Quickly replacing the ring and treble with a heavier set from another lure I re-entered the fray. All this action was too much for Hamish and he frantically rummaged through my tackle box to find something more appetising to the Kahawai. Eventually he settled on a 1 oz. chrome hex wobbler, tied it on and set off back to his chosen spot. He would not have gone 20’ when I came up solid on another fish. This Kahawai was significantly smaller than the first, raced around the pool in a similar fashion but luckily did not jump. It took about 5 minutes to finally tire the 2.5 lb fish out and beach it. Hamish asked whether I was going to keep it to which I foolishly replied (in hindsight) “gently put it back lad we can do better than that!”

Meanwhile the two fishermen on the far bank were hauling in kahawai like they were fishing in a highlights package. Over the next hour they caught 10 fish all beached promptly in the same pugilistic fashion. Things on our channel however switched off completely. The four of us peppered the gut with casts for an hour without success. At around 5.20 pm Sandy and Tim arrived and it was time for us to pack up. The eldest Maori upstream of us hooked a fish at this point and calmly played (= winched) it to the shore in the accepted fashion. It weighed 6lb and was an impressive fish (see attached photograph which really does not do it justice). The kahawai was so wide across the back that it was difficult to get a good hand hold, silver in hue with an emerald green patterned back and perfectly proportioned. It was fat with roe and in mint condition. Just to prove it was no fluke he hooked up again next cast as we were leaving and proceeded to beach an even larger specimen on his home made lure.

The Motu River is a truly magical place to fish between January and March when the adult Kahawai move up river to spawn. The river valley is bush clad and there is an ethereal quality about the setting. It was everything I had hoped for and some more besides. We will be back!

I will write again tomorrow. Until then be safe and tight lines!

Very best regards,


Fantastic stuff eh! Those kahawai must be amazing fish. I'm sure that normal spinning gear will cope and I'd love to have a go with my bass tackle but as I said to Alan there's no way you could compete in numbers with locals capable of 'winching them in' on heavy gear.

If you have any comments or questions about fish, methods, tactics or 'what have you.'get in touch with me by sending an E-MAIL to - docladle@hotmail.com
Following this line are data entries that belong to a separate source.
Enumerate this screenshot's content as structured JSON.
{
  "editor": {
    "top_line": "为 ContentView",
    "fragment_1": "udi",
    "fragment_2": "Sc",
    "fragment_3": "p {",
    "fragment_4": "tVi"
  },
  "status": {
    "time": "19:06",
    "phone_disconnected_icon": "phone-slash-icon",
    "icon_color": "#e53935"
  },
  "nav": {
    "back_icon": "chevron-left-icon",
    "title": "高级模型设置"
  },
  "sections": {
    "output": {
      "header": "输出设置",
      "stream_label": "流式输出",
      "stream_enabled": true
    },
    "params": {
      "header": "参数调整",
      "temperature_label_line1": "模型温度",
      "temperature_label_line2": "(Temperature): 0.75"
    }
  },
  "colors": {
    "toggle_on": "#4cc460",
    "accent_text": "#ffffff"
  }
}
The lure.

Split rings are just as vital as any other bit of kit.'

What a fish!

I think kahawai look like big fat mackerel.'